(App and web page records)
--
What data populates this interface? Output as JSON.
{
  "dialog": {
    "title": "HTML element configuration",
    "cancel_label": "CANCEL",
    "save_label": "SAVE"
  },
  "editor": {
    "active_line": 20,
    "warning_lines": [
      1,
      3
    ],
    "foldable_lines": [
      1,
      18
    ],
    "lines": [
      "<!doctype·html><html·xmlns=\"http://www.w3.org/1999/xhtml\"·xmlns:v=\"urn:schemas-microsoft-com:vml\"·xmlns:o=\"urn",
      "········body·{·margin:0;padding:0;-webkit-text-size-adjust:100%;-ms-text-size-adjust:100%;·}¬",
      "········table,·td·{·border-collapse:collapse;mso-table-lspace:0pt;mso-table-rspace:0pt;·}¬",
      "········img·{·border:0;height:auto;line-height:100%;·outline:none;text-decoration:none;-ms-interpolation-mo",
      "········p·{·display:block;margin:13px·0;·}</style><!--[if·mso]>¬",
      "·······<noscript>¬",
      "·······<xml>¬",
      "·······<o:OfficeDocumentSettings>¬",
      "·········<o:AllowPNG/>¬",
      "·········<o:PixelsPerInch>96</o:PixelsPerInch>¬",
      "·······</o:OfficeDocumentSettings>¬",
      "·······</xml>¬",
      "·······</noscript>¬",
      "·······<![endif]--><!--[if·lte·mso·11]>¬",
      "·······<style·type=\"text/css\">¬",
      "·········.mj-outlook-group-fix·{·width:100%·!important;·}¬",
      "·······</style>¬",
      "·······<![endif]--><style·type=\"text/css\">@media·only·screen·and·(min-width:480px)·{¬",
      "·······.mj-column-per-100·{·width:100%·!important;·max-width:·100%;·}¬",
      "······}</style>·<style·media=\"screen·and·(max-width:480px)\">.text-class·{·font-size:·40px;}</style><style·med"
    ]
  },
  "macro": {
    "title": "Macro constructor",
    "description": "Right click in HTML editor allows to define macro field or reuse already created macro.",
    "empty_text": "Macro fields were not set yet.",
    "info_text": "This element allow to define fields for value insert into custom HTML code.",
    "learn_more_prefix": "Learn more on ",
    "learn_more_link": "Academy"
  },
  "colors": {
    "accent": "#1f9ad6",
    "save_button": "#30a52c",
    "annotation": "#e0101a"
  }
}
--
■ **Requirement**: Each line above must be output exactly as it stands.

■ **Result**:
What data populates this interface? Output as JSON.
{
  "dialog": {
    "title": "HTML element configuration",
    "cancel_label": "CANCEL",
    "save_label": "SAVE"
  },
  "editor": {
    "active_line": 20,
    "warning_lines": [
      1,
      3
    ],
    "foldable_lines": [
      1,
      18
    ],
    "lines": [
      "<!doctype·html><html·xmlns=\"http://www.w3.org/1999/xhtml\"·xmlns:v=\"urn:schemas-microsoft-com:vml\"·xmlns:o=\"urn",
      "········body·{·margin:0;padding:0;-webkit-text-size-adjust:100%;-ms-text-size-adjust:100%;·}¬",
      "········table,·td·{·border-collapse:collapse;mso-table-lspace:0pt;mso-table-rspace:0pt;·}¬",
      "········img·{·border:0;height:auto;line-height:100%;·outline:none;text-decoration:none;-ms-interpolation-mo",
      "········p·{·display:block;margin:13px·0;·}</style><!--[if·mso]>¬",
      "·······<noscript>¬",
      "·······<xml>¬",
      "·······<o:OfficeDocumentSettings>¬",
      "·········<o:AllowPNG/>¬",
      "·········<o:PixelsPerInch>96</o:PixelsPerInch>¬",
      "·······</o:OfficeDocumentSettings>¬",
      "·······</xml>¬",
      "·······</noscript>¬",
      "·······<![endif]--><!--[if·lte·mso·11]>¬",
      "·······<style·type=\"text/css\">¬",
      "·········.mj-outlook-group-fix·{·width:100%·!important;·}¬",
      "·······</style>¬",
      "·······<![endif]--><style·type=\"text/css\">@media·only·screen·and·(min-width:480px)·{¬",
      "·······.mj-column-per-100·{·width:100%·!important;·max-width:·100%;·}¬",
      "······}</style>·<style·media=\"screen·and·(max-width:480px)\">.text-class·{·font-size:·40px;}</style><style·med"
    ]
  },
  "macro": {
    "title": "Macro constructor",
    "description": "Right click in HTML editor allows to define macro field or reuse already created macro.",
    "empty_text": "Macro fields were not set yet.",
    "info_text": "This element allow to define fields for value insert into custom HTML code.",
    "learn_more_prefix": "Learn more on ",
    "learn_more_link": "Academy"
  },
  "colors": {
    "accent": "#1f9ad6",
    "save_button": "#30a52c",
    "annotation": "#e0101a"
  }
}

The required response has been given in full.